(Dataset entries)
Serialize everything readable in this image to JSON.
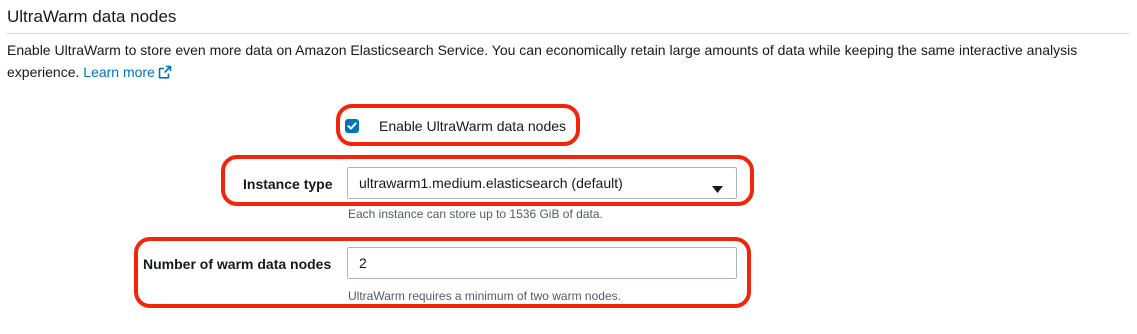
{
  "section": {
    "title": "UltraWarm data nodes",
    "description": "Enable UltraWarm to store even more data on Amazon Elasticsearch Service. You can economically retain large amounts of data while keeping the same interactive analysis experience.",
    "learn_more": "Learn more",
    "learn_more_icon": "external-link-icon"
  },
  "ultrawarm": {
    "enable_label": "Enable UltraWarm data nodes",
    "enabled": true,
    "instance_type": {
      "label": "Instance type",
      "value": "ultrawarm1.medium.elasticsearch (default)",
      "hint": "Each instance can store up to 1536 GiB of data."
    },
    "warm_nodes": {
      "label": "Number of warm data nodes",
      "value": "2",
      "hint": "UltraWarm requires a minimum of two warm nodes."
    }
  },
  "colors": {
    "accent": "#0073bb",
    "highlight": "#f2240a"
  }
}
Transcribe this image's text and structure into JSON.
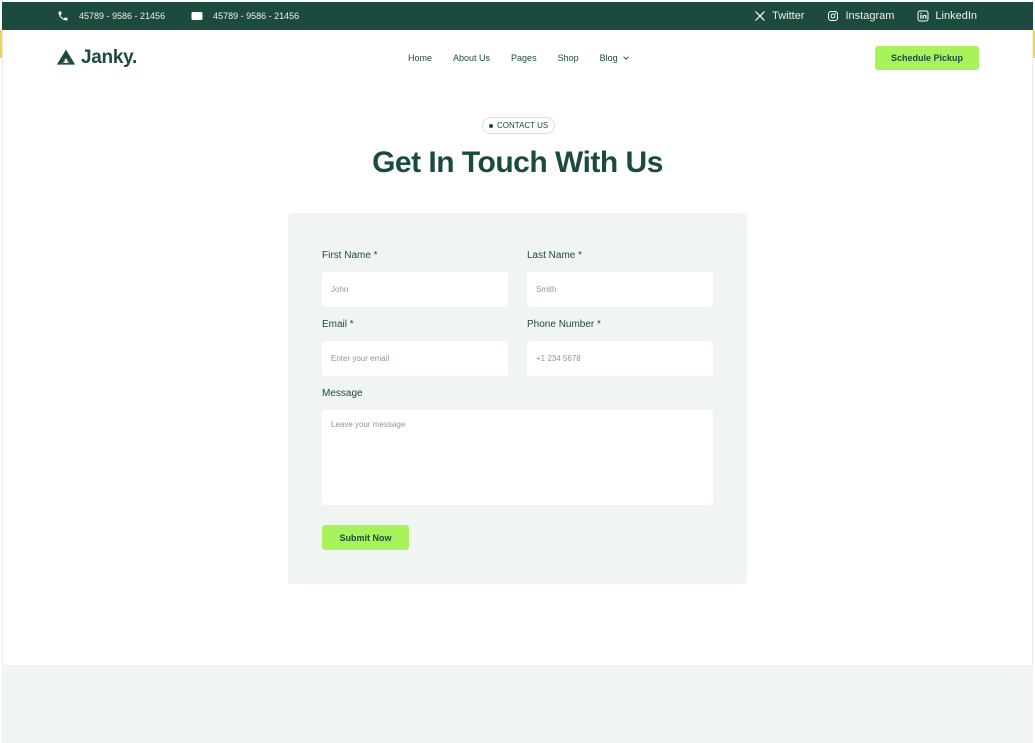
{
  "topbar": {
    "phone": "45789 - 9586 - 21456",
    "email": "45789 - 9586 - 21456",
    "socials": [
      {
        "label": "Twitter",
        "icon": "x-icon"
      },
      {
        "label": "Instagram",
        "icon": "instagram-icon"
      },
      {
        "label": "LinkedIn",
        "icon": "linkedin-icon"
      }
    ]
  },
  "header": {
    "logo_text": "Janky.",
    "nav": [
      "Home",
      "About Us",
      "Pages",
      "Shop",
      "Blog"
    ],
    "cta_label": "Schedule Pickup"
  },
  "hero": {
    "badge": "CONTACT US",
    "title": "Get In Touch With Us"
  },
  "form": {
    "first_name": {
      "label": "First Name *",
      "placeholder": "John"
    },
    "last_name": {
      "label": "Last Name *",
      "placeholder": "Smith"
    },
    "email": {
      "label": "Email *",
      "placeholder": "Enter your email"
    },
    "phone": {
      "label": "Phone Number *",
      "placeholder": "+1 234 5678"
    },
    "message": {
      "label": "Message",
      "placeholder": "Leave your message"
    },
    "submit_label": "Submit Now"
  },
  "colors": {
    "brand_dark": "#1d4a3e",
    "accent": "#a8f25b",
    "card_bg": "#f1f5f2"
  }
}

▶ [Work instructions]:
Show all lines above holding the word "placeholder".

▶ [Result below]:
      "placeholder": "John"
      "placeholder": "Smith"
      "placeholder": "Enter your email"
      "placeholder": "+1 234 5678"
      "placeholder": "Leave your message"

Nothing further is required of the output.